A deadly trade in heroin will not be allowed to develop in Northern Ireland, a senior judge vowed today.
Mr Justice Weir pledged everything possible would be done to stop the drug's spread after being told it has caused a number of recent deaths in Belfast.
He said: "We have not so far had the problem of heroin that other jurisdictions have suffered, and we are not going to have it if the courts can do anything to prevent it."
Earlier the judge was told how police have mounted an undercover operation since the start of the year targeting alleged dealers in the city.
One suspect, 44-year-old Joanne Phelan, was arrested last week and accused of arranging to sell £25 heroin wraps to officers over the phone.
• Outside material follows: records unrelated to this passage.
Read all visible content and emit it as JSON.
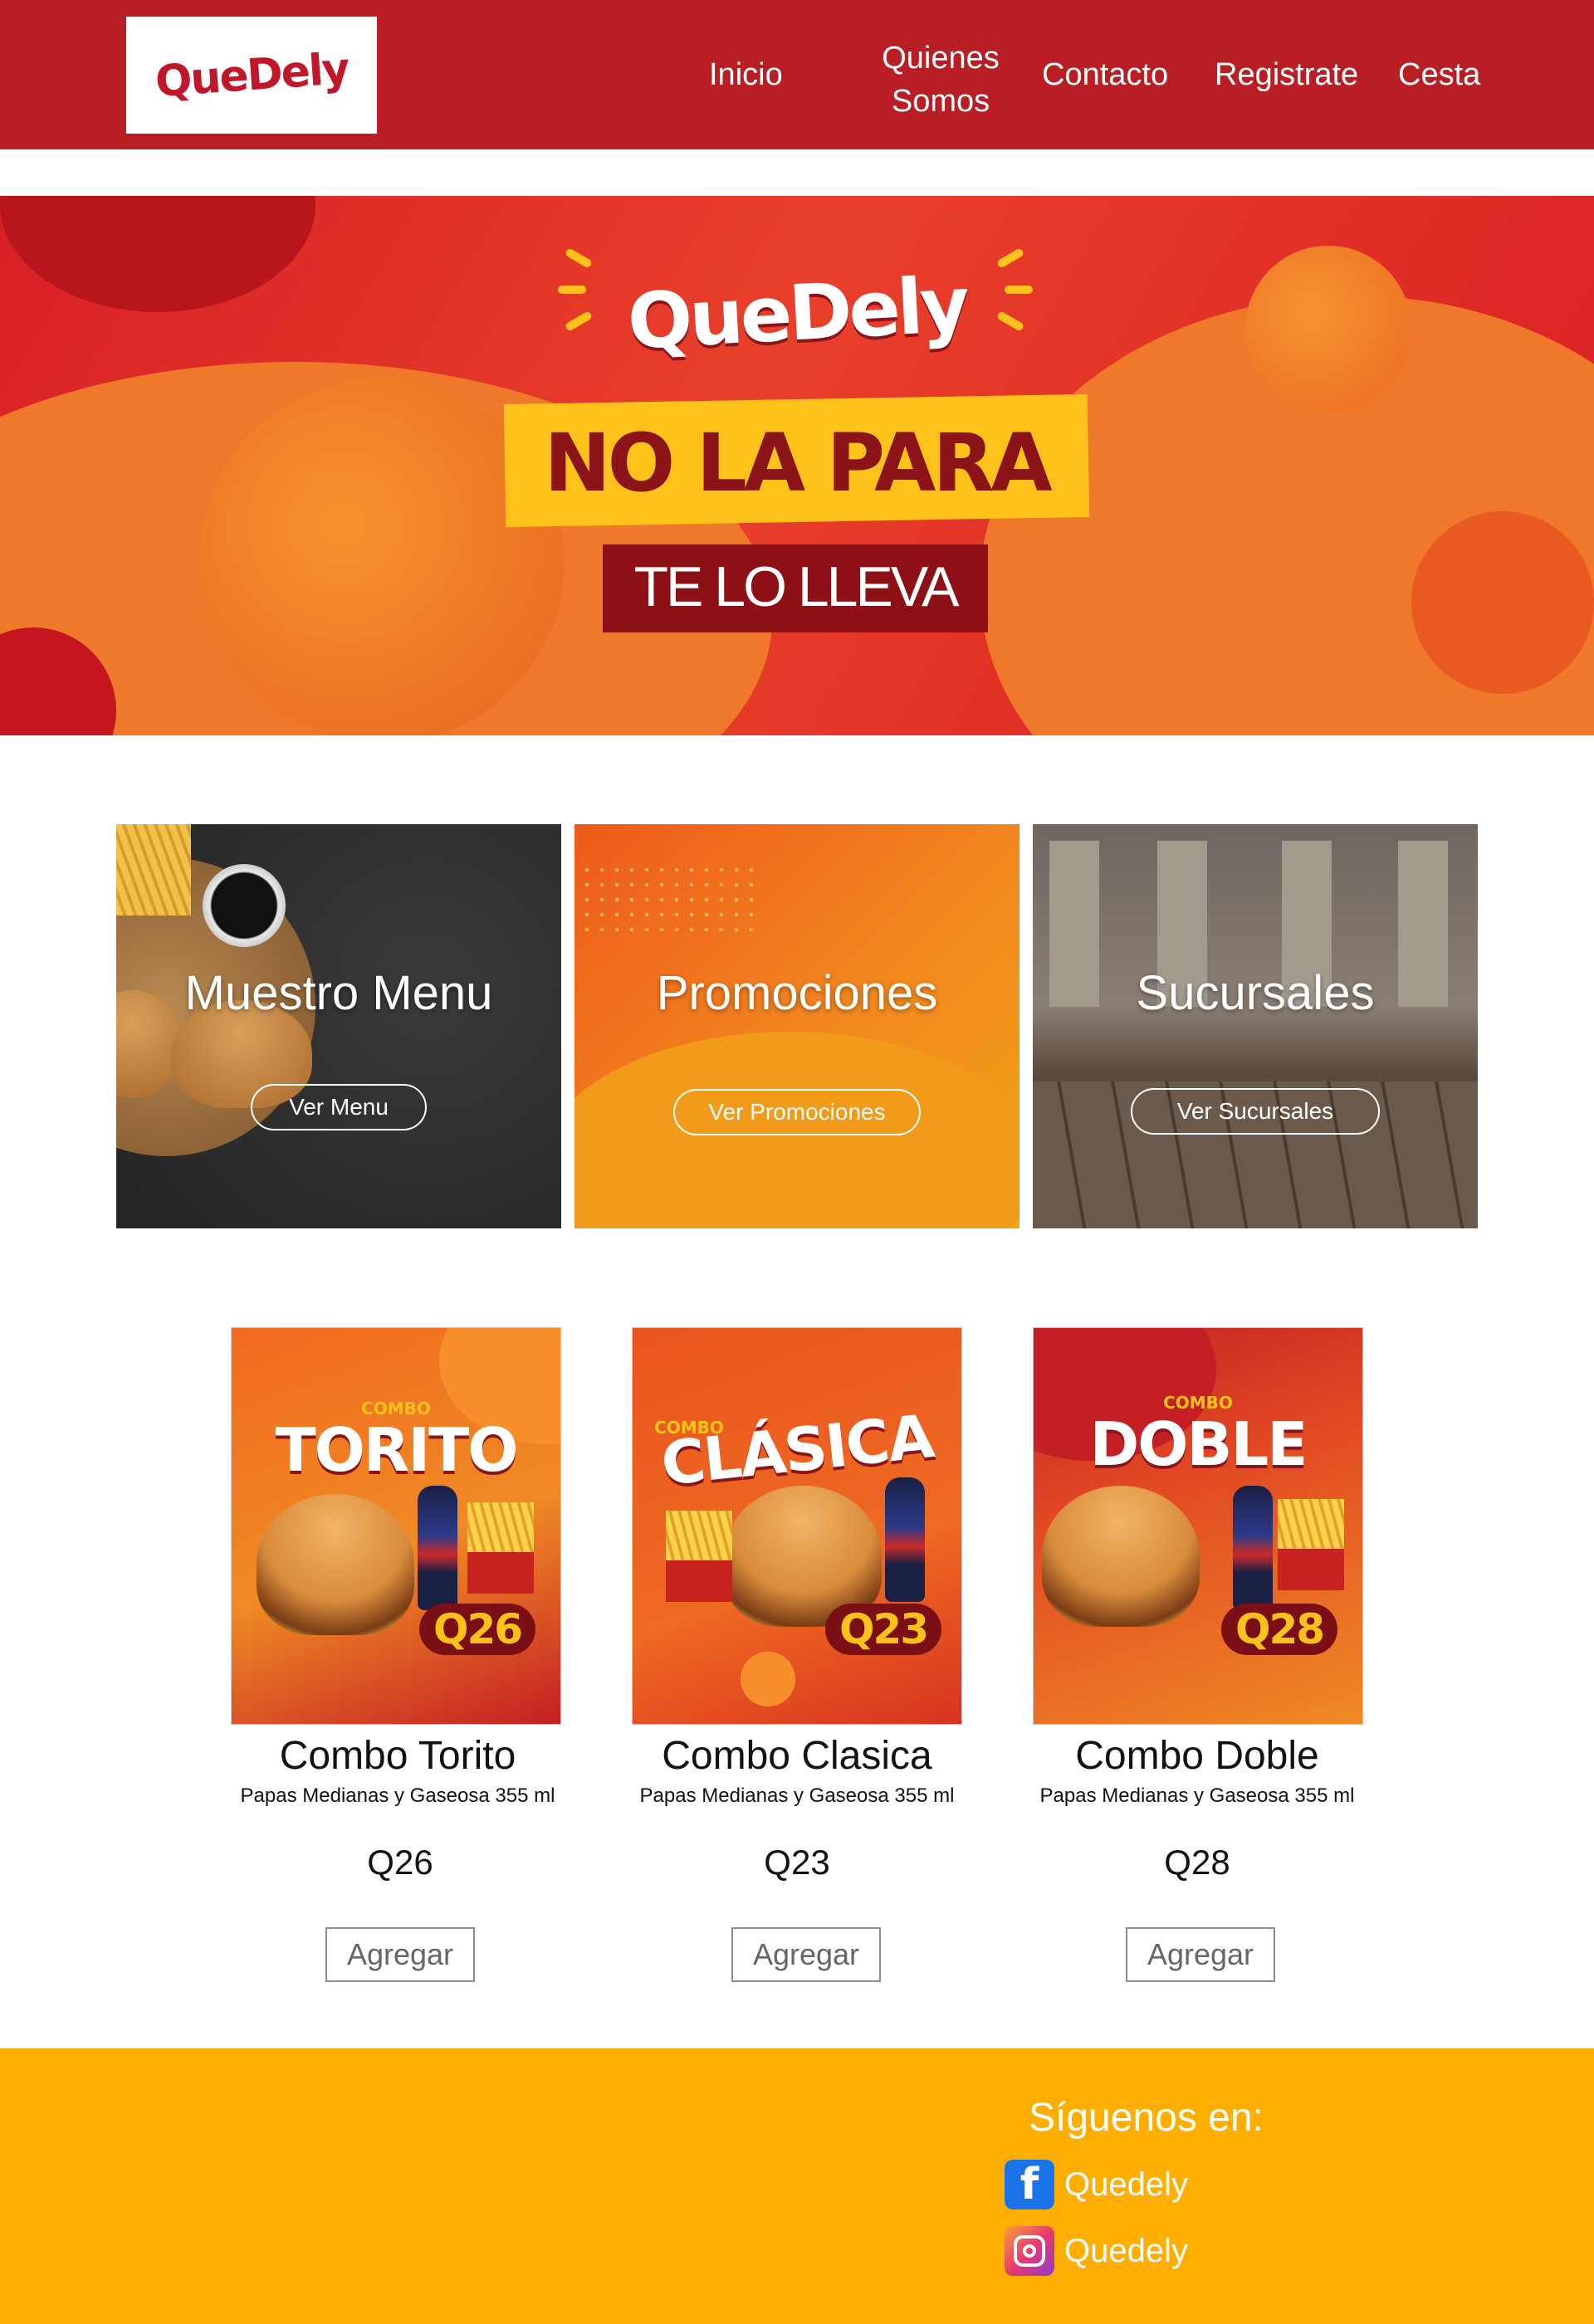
{
  "header": {
    "logo_text": "QueDely",
    "nav": [
      {
        "label": "Inicio"
      },
      {
        "label": "Quienes Somos"
      },
      {
        "label": "Contacto"
      },
      {
        "label": "Registrate"
      },
      {
        "label": "Cesta"
      }
    ]
  },
  "hero": {
    "brand": "QueDely",
    "headline": "NO LA PARA",
    "subline": "TE LO LLEVA",
    "colors": {
      "red": "#d81f26",
      "orange": "#f0782a",
      "yellow": "#ffc21a",
      "dark_red": "#8c1016"
    }
  },
  "categories": [
    {
      "title": "Muestro Menu",
      "button": "Ver Menu"
    },
    {
      "title": "Promociones",
      "button": "Ver Promociones"
    },
    {
      "title": "Sucursales",
      "button": "Ver Sucursales"
    }
  ],
  "products": [
    {
      "image_tag": "COMBO",
      "image_title": "TORITO",
      "image_price": "Q26",
      "name": "Combo Torito",
      "description": "Papas Medianas y Gaseosa 355 ml",
      "price": "Q26",
      "button": "Agregar"
    },
    {
      "image_tag": "COMBO",
      "image_title": "CLÁSICA",
      "image_price": "Q23",
      "name": "Combo Clasica",
      "description": "Papas Medianas y Gaseosa 355 ml",
      "price": "Q23",
      "button": "Agregar"
    },
    {
      "image_tag": "COMBO",
      "image_title": "DOBLE",
      "image_price": "Q28",
      "name": "Combo Doble",
      "description": "Papas Medianas y Gaseosa 355 ml",
      "price": "Q28",
      "button": "Agregar"
    }
  ],
  "footer": {
    "follow_title": "Síguenos en:",
    "social": [
      {
        "network_icon": "facebook-icon",
        "label": "Quedely"
      },
      {
        "network_icon": "instagram-icon",
        "label": "Quedely"
      }
    ],
    "colors": {
      "background": "#fdae00",
      "header": "#b81e23"
    }
  }
}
She faces a total of six charges involving being concerned in the supply of and offering to supply Class A drugs, and arranging to acquire criminal property during January and February.
Phelan, of no fixed address, was granted High Court bail to live with her mother in Omagh, Co Tyrone.
Prosecution counsel opposed her release, claiming she may continue to sell drugs to fund her own addition.
Citing the need to protect others he added: "Associated to that is the police concern that over the last number of months there have been a number of deaths in Belfast in relation to people taking heroin."
Defence barrister Luke Curran revealed that Phelan had received treatment for her addiction in the past.
He stressed that his client is not accused of any organisational role in the trade.
But referring to the prosecution case, Mr Justice Weir told him: "She wasn't just selling the stuff in the ordinary way, she was also involved in a telesales operation."
The judge also hit out at the drug bosses who let others do their work.
"They sit in the safety of their own homes enjoying the fruits of the disgusting trade they carry on and use patsies like Ms Phelan because they know she's vulnerable," he said.
"The organisers are very careful to make sure they don't go to collect the drugs or sell them. They just sit at home stuffing the money under their mattresses."
Granting bail, he imposed a night-time curfew and electronic tagging conditions.
Phelan was also ordered to seek medical help from her GP within seven days.